Return the data below in full, exactly as it stands.

*** THE DATA Section Begins ***

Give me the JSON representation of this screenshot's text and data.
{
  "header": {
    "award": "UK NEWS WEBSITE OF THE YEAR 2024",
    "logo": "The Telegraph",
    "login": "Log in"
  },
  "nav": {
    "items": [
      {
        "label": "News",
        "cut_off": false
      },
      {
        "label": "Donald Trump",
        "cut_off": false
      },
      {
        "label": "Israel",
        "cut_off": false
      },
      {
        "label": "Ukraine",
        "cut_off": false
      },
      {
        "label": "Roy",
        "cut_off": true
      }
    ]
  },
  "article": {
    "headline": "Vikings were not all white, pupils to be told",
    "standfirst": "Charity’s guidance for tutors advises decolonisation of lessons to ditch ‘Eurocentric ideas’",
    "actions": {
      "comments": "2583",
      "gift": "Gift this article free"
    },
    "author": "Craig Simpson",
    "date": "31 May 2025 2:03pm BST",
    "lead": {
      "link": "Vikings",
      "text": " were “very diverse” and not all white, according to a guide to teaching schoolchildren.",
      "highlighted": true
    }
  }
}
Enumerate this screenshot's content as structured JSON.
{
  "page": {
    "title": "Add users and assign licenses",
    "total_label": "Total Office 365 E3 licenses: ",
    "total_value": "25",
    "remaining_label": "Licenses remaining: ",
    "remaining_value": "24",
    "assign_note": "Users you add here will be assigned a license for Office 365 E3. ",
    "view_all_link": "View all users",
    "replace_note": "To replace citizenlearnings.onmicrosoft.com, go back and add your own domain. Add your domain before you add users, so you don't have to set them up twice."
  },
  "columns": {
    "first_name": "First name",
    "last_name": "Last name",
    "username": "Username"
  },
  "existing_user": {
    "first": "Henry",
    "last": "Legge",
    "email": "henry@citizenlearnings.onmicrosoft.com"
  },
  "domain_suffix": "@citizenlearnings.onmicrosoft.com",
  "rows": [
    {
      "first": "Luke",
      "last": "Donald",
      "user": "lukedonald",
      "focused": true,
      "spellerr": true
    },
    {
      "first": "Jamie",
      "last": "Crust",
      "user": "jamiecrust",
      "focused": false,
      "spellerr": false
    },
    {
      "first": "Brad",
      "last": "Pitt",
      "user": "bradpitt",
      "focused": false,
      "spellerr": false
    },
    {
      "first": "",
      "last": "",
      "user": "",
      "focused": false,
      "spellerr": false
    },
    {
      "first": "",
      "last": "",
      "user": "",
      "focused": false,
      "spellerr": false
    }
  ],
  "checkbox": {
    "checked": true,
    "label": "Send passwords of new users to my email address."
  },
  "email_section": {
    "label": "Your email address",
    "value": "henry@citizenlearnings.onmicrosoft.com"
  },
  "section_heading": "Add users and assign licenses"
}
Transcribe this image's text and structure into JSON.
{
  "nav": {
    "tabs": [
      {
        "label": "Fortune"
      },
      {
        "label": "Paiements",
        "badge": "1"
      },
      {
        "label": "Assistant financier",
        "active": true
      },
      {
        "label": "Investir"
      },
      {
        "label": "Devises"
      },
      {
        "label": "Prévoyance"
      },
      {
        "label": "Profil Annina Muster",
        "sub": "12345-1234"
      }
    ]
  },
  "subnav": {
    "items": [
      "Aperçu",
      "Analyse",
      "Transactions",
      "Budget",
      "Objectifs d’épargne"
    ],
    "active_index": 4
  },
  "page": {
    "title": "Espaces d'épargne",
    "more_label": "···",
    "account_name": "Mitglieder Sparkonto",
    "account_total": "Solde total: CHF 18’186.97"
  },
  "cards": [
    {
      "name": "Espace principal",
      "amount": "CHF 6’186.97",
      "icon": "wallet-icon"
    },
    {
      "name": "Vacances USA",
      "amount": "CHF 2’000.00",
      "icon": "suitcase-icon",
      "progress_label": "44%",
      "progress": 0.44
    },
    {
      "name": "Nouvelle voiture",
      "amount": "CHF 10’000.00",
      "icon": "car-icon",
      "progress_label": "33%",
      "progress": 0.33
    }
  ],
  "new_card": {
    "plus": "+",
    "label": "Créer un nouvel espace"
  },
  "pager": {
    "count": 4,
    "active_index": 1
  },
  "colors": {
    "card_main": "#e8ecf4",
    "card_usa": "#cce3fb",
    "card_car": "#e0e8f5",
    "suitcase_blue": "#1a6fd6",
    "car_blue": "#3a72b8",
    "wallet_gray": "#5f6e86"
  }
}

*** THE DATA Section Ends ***

EXERCISE OUTPUT.
Give me the JSON representation of this screenshot's text and data.
{
  "header": {
    "award": "UK NEWS WEBSITE OF THE YEAR 2024",
    "logo": "The Telegraph",
    "login": "Log in"
  },
  "nav": {
    "items": [
      {
        "label": "News",
        "cut_off": false
      },
      {
        "label": "Donald Trump",
        "cut_off": false
      },
      {
        "label": "Israel",
        "cut_off": false
      },
      {
        "label": "Ukraine",
        "cut_off": false
      },
      {
        "label": "Roy",
        "cut_off": true
      }
    ]
  },
  "article": {
    "headline": "Vikings were not all white, pupils to be told",
    "standfirst": "Charity’s guidance for tutors advises decolonisation of lessons to ditch ‘Eurocentric ideas’",
    "actions": {
      "comments": "2583",
      "gift": "Gift this article free"
    },
    "author": "Craig Simpson",
    "date": "31 May 2025 2:03pm BST",
    "lead": {
      "link": "Vikings",
      "text": " were “very diverse” and not all white, according to a guide to teaching schoolchildren.",
      "highlighted": true
    }
  }
}
Enumerate this screenshot's content as structured JSON.
{
  "page": {
    "title": "Add users and assign licenses",
    "total_label": "Total Office 365 E3 licenses: ",
    "total_value": "25",
    "remaining_label": "Licenses remaining: ",
    "remaining_value": "24",
    "assign_note": "Users you add here will be assigned a license for Office 365 E3. ",
    "view_all_link": "View all users",
    "replace_note": "To replace citizenlearnings.onmicrosoft.com, go back and add your own domain. Add your domain before you add users, so you don't have to set them up twice."
  },
  "columns": {
    "first_name": "First name",
    "last_name": "Last name",
    "username": "Username"
  },
  "existing_user": {
    "first": "Henry",
    "last": "Legge",
    "email": "henry@citizenlearnings.onmicrosoft.com"
  },
  "domain_suffix": "@citizenlearnings.onmicrosoft.com",
  "rows": [
    {
      "first": "Luke",
      "last": "Donald",
      "user": "lukedonald",
      "focused": true,
      "spellerr": true
    },
    {
      "first": "Jamie",
      "last": "Crust",
      "user": "jamiecrust",
      "focused": false,
      "spellerr": false
    },
    {
      "first": "Brad",
      "last": "Pitt",
      "user": "bradpitt",
      "focused": false,
      "spellerr": false
    },
    {
      "first": "",
      "last": "",
      "user": "",
      "focused": false,
      "spellerr": false
    },
    {
      "first": "",
      "last": "",
      "user": "",
      "focused": false,
      "spellerr": false
    }
  ],
  "checkbox": {
    "checked": true,
    "label": "Send passwords of new users to my email address."
  },
  "email_section": {
    "label": "Your email address",
    "value": "henry@citizenlearnings.onmicrosoft.com"
  },
  "section_heading": "Add users and assign licenses"
}
Transcribe this image's text and structure into JSON.
{
  "nav": {
    "tabs": [
      {
        "label": "Fortune"
      },
      {
        "label": "Paiements",
        "badge": "1"
      },
      {
        "label": "Assistant financier",
        "active": true
      },
      {
        "label": "Investir"
      },
      {
        "label": "Devises"
      },
      {
        "label": "Prévoyance"
      },
      {
        "label": "Profil Annina Muster",
        "sub": "12345-1234"
      }
    ]
  },
  "subnav": {
    "items": [
      "Aperçu",
      "Analyse",
      "Transactions",
      "Budget",
      "Objectifs d’épargne"
    ],
    "active_index": 4
  },
  "page": {
    "title": "Espaces d'épargne",
    "more_label": "···",
    "account_name": "Mitglieder Sparkonto",
    "account_total": "Solde total: CHF 18’186.97"
  },
  "cards": [
    {
      "name": "Espace principal",
      "amount": "CHF 6’186.97",
      "icon": "wallet-icon"
    },
    {
      "name": "Vacances USA",
      "amount": "CHF 2’000.00",
      "icon": "suitcase-icon",
      "progress_label": "44%",
      "progress": 0.44
    },
    {
      "name": "Nouvelle voiture",
      "amount": "CHF 10’000.00",
      "icon": "car-icon",
      "progress_label": "33%",
      "progress": 0.33
    }
  ],
  "new_card": {
    "plus": "+",
    "label": "Créer un nouvel espace"
  },
  "pager": {
    "count": 4,
    "active_index": 1
  },
  "colors": {
    "card_main": "#e8ecf4",
    "card_usa": "#cce3fb",
    "card_car": "#e0e8f5",
    "suitcase_blue": "#1a6fd6",
    "car_blue": "#3a72b8",
    "wallet_gray": "#5f6e86"
  }
}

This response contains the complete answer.